## [Exercise requirements]
What lines in the data hold the string "likes"? Show them.

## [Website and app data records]
+ + + +
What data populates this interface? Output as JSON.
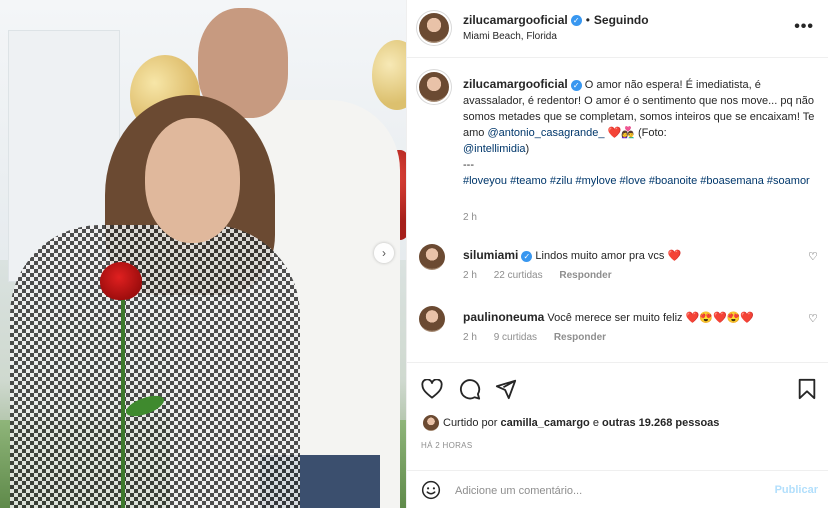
{
  "header": {
    "username": "zilucamargooficial",
    "separator": "•",
    "follow_status": "Seguindo",
    "location": "Miami Beach, Florida",
    "more_label": "•••"
  },
  "caption": {
    "username": "zilucamargooficial",
    "text_before_mention": "O amor não espera! É imediatista, é avassalador, é redentor! O amor é o sentimento que nos move... pq não somos metades que se completam, somos inteiros que se encaixam! Te amo ",
    "mention1": "@antonio_casagrande_",
    "text_after_mention": " ❤️👩‍❤️‍👨 (Foto: ",
    "mention2": "@intellimidia",
    "text_close": ")",
    "separator": "---",
    "hashtags": "#loveyou #teamo #zilu #mylove #love #boanoite #boasemana #soamor",
    "time": "2 h"
  },
  "comments": [
    {
      "username": "silumiami",
      "verified": true,
      "text": "Lindos muito amor pra vcs ❤️",
      "time": "2 h",
      "likes": "22 curtidas",
      "reply": "Responder"
    },
    {
      "username": "paulinoneuma",
      "verified": false,
      "text": "Você merece ser muito feliz ❤️😍❤️😍❤️",
      "time": "2 h",
      "likes": "9 curtidas",
      "reply": "Responder"
    }
  ],
  "likes": {
    "prefix": "Curtido por ",
    "user": "camilla_camargo",
    "middle": " e ",
    "others": "outras 19.268 pessoas"
  },
  "time_ago": "HÁ 2 HORAS",
  "add_comment": {
    "placeholder": "Adicione um comentário...",
    "publish_label": "Publicar"
  },
  "icons": {
    "verified": "✓",
    "heart_small": "♡",
    "next": "›",
    "emoji": "☺"
  },
  "colors": {
    "verified": "#3897f0",
    "link": "#00376b",
    "publish_disabled": "#b2dffc",
    "muted": "#8e8e8e"
  }
}
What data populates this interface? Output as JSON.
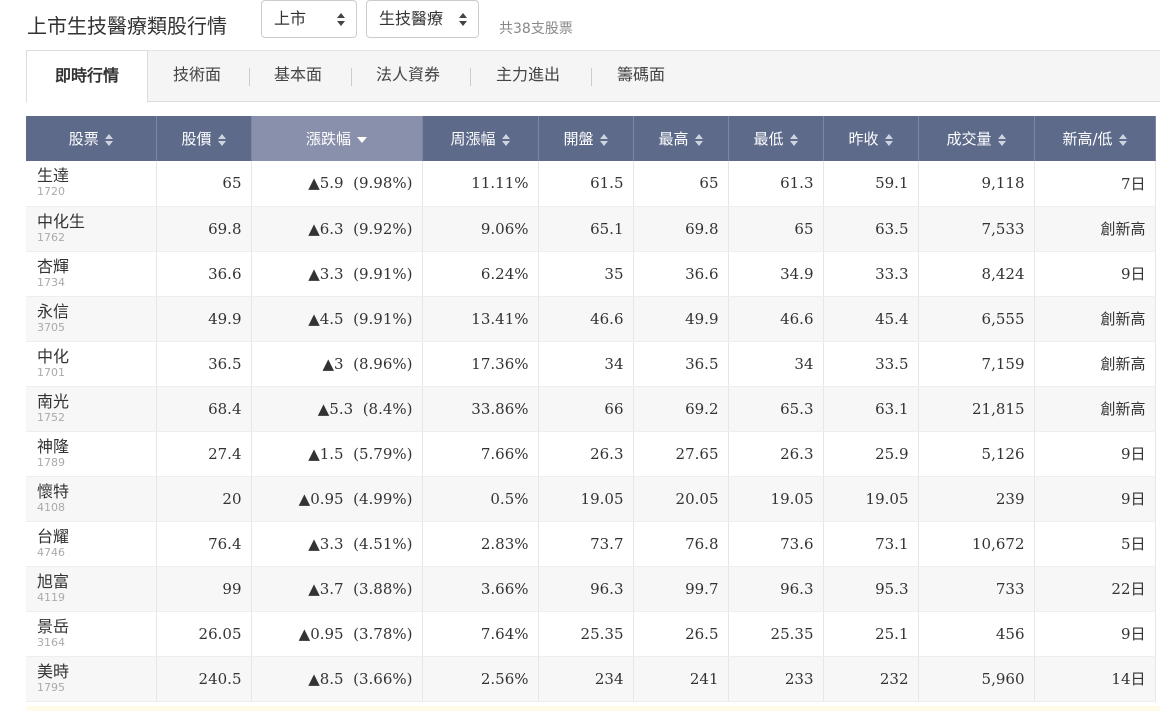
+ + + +
## [Result of this task]
      "likes": "22 curtidas",
      "likes": "9 curtidas",
  "likes": {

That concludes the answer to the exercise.